[Task material]

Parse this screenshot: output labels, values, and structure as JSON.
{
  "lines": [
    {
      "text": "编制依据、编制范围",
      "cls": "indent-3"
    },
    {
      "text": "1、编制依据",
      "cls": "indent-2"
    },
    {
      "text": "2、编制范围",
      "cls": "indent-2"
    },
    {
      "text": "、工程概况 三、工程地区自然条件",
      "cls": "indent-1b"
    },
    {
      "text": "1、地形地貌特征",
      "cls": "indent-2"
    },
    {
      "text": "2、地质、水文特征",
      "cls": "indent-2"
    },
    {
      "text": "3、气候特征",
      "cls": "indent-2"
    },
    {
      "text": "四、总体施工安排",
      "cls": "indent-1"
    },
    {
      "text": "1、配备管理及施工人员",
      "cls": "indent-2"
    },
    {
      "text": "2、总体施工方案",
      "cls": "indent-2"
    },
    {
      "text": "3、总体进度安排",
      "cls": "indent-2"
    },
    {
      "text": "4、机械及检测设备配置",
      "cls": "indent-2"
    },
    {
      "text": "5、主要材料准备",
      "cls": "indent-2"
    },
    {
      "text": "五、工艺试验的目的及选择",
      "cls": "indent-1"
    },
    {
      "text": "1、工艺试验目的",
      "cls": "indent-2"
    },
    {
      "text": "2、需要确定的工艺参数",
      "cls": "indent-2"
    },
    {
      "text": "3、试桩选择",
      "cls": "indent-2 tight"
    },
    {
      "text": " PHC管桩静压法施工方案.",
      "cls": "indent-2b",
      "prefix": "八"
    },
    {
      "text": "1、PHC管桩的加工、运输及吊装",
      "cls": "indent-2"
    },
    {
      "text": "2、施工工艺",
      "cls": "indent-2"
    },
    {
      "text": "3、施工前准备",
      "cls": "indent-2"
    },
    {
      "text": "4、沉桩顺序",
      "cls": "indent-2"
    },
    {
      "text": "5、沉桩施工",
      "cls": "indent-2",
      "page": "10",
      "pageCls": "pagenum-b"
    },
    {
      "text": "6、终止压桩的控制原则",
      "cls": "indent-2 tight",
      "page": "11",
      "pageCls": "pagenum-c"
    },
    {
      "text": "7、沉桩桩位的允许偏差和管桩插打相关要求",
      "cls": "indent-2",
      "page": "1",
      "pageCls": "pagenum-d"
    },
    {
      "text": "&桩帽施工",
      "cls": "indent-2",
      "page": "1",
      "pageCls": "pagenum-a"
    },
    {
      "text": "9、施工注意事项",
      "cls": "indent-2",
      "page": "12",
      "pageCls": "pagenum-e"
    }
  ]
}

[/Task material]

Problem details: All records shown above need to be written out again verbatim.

Answer box:
Parse this screenshot: output labels, values, and structure as JSON.
{
  "lines": [
    {
      "text": "编制依据、编制范围",
      "cls": "indent-3"
    },
    {
      "text": "1、编制依据",
      "cls": "indent-2"
    },
    {
      "text": "2、编制范围",
      "cls": "indent-2"
    },
    {
      "text": "、工程概况 三、工程地区自然条件",
      "cls": "indent-1b"
    },
    {
      "text": "1、地形地貌特征",
      "cls": "indent-2"
    },
    {
      "text": "2、地质、水文特征",
      "cls": "indent-2"
    },
    {
      "text": "3、气候特征",
      "cls": "indent-2"
    },
    {
      "text": "四、总体施工安排",
      "cls": "indent-1"
    },
    {
      "text": "1、配备管理及施工人员",
      "cls": "indent-2"
    },
    {
      "text": "2、总体施工方案",
      "cls": "indent-2"
    },
    {
      "text": "3、总体进度安排",
      "cls": "indent-2"
    },
    {
      "text": "4、机械及检测设备配置",
      "cls": "indent-2"
    },
    {
      "text": "5、主要材料准备",
      "cls": "indent-2"
    },
    {
      "text": "五、工艺试验的目的及选择",
      "cls": "indent-1"
    },
    {
      "text": "1、工艺试验目的",
      "cls": "indent-2"
    },
    {
      "text": "2、需要确定的工艺参数",
      "cls": "indent-2"
    },
    {
      "text": "3、试桩选择",
      "cls": "indent-2 tight"
    },
    {
      "text": " PHC管桩静压法施工方案.",
      "cls": "indent-2b",
      "prefix": "八"
    },
    {
      "text": "1、PHC管桩的加工、运输及吊装",
      "cls": "indent-2"
    },
    {
      "text": "2、施工工艺",
      "cls": "indent-2"
    },
    {
      "text": "3、施工前准备",
      "cls": "indent-2"
    },
    {
      "text": "4、沉桩顺序",
      "cls": "indent-2"
    },
    {
      "text": "5、沉桩施工",
      "cls": "indent-2",
      "page": "10",
      "pageCls": "pagenum-b"
    },
    {
      "text": "6、终止压桩的控制原则",
      "cls": "indent-2 tight",
      "page": "11",
      "pageCls": "pagenum-c"
    },
    {
      "text": "7、沉桩桩位的允许偏差和管桩插打相关要求",
      "cls": "indent-2",
      "page": "1",
      "pageCls": "pagenum-d"
    },
    {
      "text": "&桩帽施工",
      "cls": "indent-2",
      "page": "1",
      "pageCls": "pagenum-a"
    },
    {
      "text": "9、施工注意事项",
      "cls": "indent-2",
      "page": "12",
      "pageCls": "pagenum-e"
    }
  ]
}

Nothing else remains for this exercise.